Obviously, this is an unsustainable way to fund core public services and structures. By relying increasingly upon those who have interactions with the court system – a group of people that tends to have more troubles and shallower pockets – North Carolina is setting things up for failure in multiple ways. First, it’s imposing what amounts to a profoundly regressive tax. Second, it’s all but guaranteeing that a growing number of people will be unable to pay their fines and fees – thus setting them up for a vicious cycle of even more negative consequences and interactions with the court system and undermining justice system revenues.

But wait, it gets worse.

Legislature moves to stop judges from waiving fines and fees

In a rational world in which public officials had a genuine interest in making government work fairly and efficiently for all, it wouldn’t take long for the real life impacts of the above scenario to lead to a policy about-face. Unfortunately, that’s not the world currently inhabited by the anti-government ideologues driving policy in North Carolina.

Instead of lowering fines and fees to reasonable levels, state legislative leaders have doubled down on what might be termed the “blood from a turnip” strategy. This past summer, the General Assembly slipped a provision into the budget that will make it much more difficult for judges to waive fees for indigent defendants.

As Policy Watch Courts, Law and Democracy Reporter Melissa Boughton explained in June [4]:

The provision mandates that no court may waive or remit all or part of any court fines or costs without providing 15 days’ notice and an opportunity to be heard to all government entities affected by the monetary collection.

That means that judges or clerks would have to either predict when someone is going to be convicted and sentenced or they have to set a second hearing and send out notices 15 days in advance to any government agency that gets a piece of the pie — this includes sheriff’s offices, the State Bureau of Investigations, the State Treasury, the school system and even legislators.”

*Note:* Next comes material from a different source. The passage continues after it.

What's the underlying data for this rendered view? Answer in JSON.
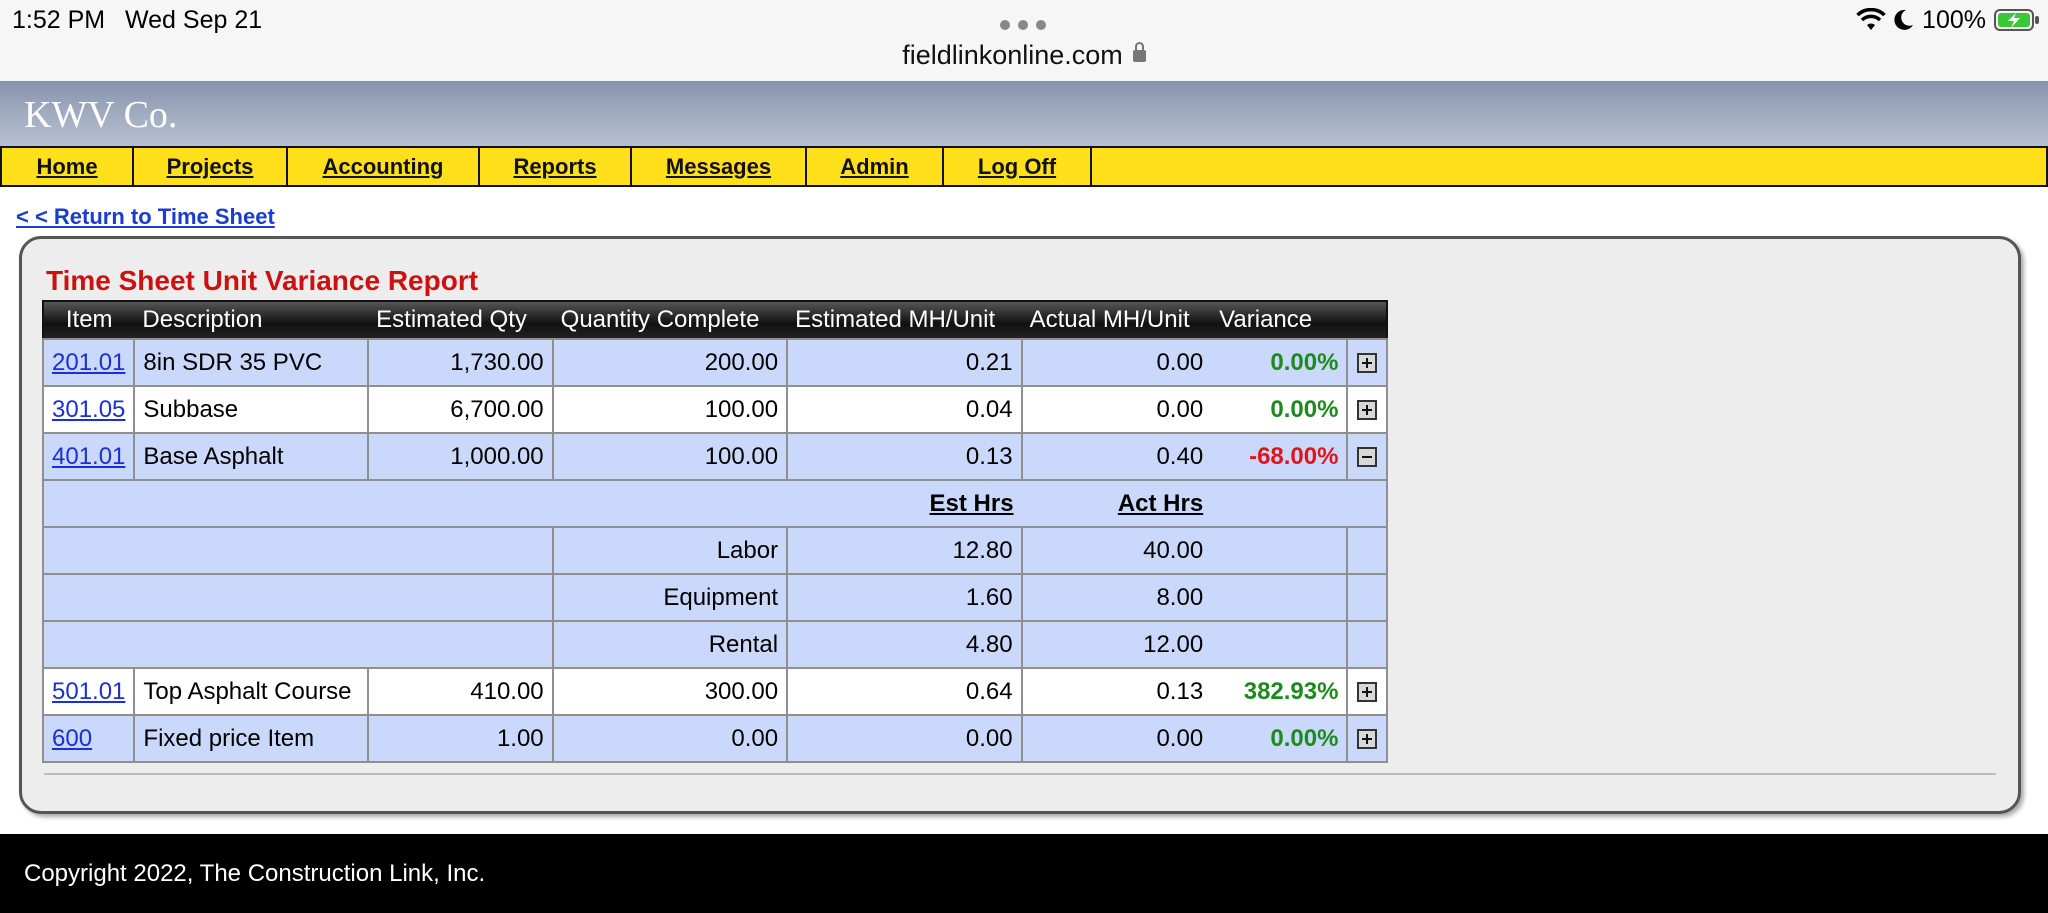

The obvious effect of this new law (which goes into effect next Friday, December 1) is to create an absurd “Catch-22” situation for judges who know that the people appearing before them are poor: they can impose fines and fees they know can’t be paid or they can wade into a ridiculous new conservative-hatched bureaucracy.

Yesterday, Boughton reported [5] that the Administrative Office of the Courts (AOC), which recently issued a new directive on the matter, has concluded that there are 615 state and local entities that will now need to be “noticed” each time a judge proposes to waive a fine or fee for an indigent party. The AOC proposes to deal with this ridiculous new requirement by printing and sending out one such notice to each entity every month.

According to the AOC (which responded yesterday to an inquiry from Boughton), at $0.49 for a first class stamp, the cost will be $301.35 per round of notice. This, of course, doesn’t include the cost of the paper or printing or the staff to put together the mailings or the costs that will be incurred by each of the 615 entities who will receive and process the notice each month or the costs associated with any notices that might be produced by local jurisdictions if they elect to send additional notices.

We are not making any of this up; this cynical and downright Kafkaesque bureaucratic nightmare is the handiwork of America’s “party of small government.” What’s more, it’s not even clear at this point that the AOC’s once-per-month mailing workaround will satisfy conservative legislative leaders.

The bottom line: It’s one thing – as American conservatives have traditionally done – to maintain strong suspicions of taxes and big government. It’s quite another be so fanatical, cynical and Machiavellian as to be willing to intentionally undermine core public structures and systems and cause harm to the citizenry in order to abet an ideological crusade.

Unfortunately, as events like this continue to demonstrate more and more, this is the dark reality that caring and thinking Americans must grasp and, ultimately, overcome in the era of Trump.

If nothing else, at least we know what the score is.